A pair of German studies published on Monday revealed that COVID-19 patients may suffer long-term heart damage, even to those who are no longer experiencing symptoms.
Two studies from Germany included in the journal JAMA Cardiology, suggest how the virus can linger in the heart for months, even in those not experiencing any of the typical symptoms.
One study included 100 coronavirus patients from the University Hospital Frankfurt COVID-19 Registry. Patients were adults in their 40s and 50s with no underlying health conditions.
All of the patients had MRIs of their heart two to three months after they tested positive with the illness, a period of time where the participants were assumed to be recovered. Researchers compared these images to people who'd never had COVID-19.
Out of the 100 patients in the study, 78 still had clear visual signs that the virus had an effect on their heart. Out of those impacted patients, 60 showed signs of recurring inflammation of the heart muscle. Many of these findings were consistent with patients having myocarditis or pericarditis.
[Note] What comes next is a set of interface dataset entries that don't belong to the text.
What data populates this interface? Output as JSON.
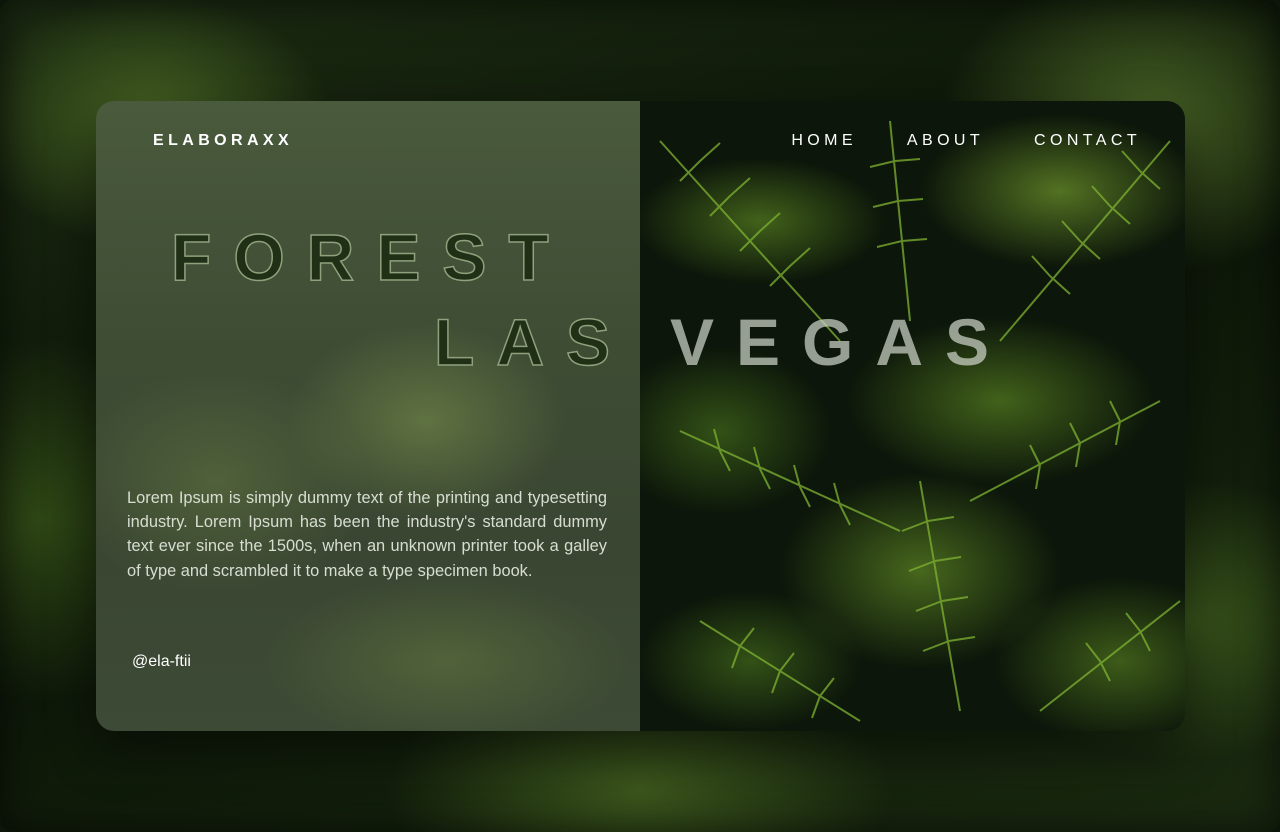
{
  "brand": "ELABORAXX",
  "nav": {
    "home": "HOME",
    "about": "ABOUT",
    "contact": "CONTACT"
  },
  "hero": {
    "line1": "FOREST",
    "line2a": "LAS",
    "line2b": "VEGAS"
  },
  "description": "Lorem Ipsum is simply dummy text of the printing and typesetting industry. Lorem Ipsum has been the industry's standard dummy  text ever since the 1500s, when an unknown printer took a galley of  type and scrambled it to make a type specimen book.",
  "handle": "@ela-ftii",
  "colors": {
    "accent_green": "#8fbf3a",
    "text_light": "#ffffff",
    "glass_panel": "#3e4c34"
  }
}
Myocarditis is the inflammation of the heart muscle. Red Sox pitcher Eduardo Rodriguez revealed on Sunday he was suffering from the disorder as a result of the virus.
The slightly less serious pericarditis is the swelling and irritation of the pericardium, the thin saclike membrane enclosing the heart. Both can occur as the result of a viral infection like the virus and can severely weaken the heart.
"That's really compelling," Dr. Clyde Yancy, chief of cardiology in the department of medicine at Northwestern Medicine in Chicago, told NBC News. "It indicates that months after exposure to COVID-19, we can still detect evidence of a heart that's not completely normal."
The second study included 39 autopsies of people who have died from the virus. The patient pool for this study was older, using elderly victims with an average age in the 80s. Researchers found evidence of the virus intermingled in the heart tissue in 24 of the 39 patients.
Even scarier: five of the impacted patients showed signs the virus was actually replicating in the heart tissue, meaning that virus cells were still spreading throughout the organ.
The heart isn't the only organ besides the lungs believed to be targeted by the virus. In early July UK neurologists published a study that found COVID-19 can cause potentially fatal brain disorders.
The CDC has not added heart inflammation of brain swelling to its official COVID-19 symptom list, although they do give the disclaimer that the site does not include all symptoms an infected person could experience.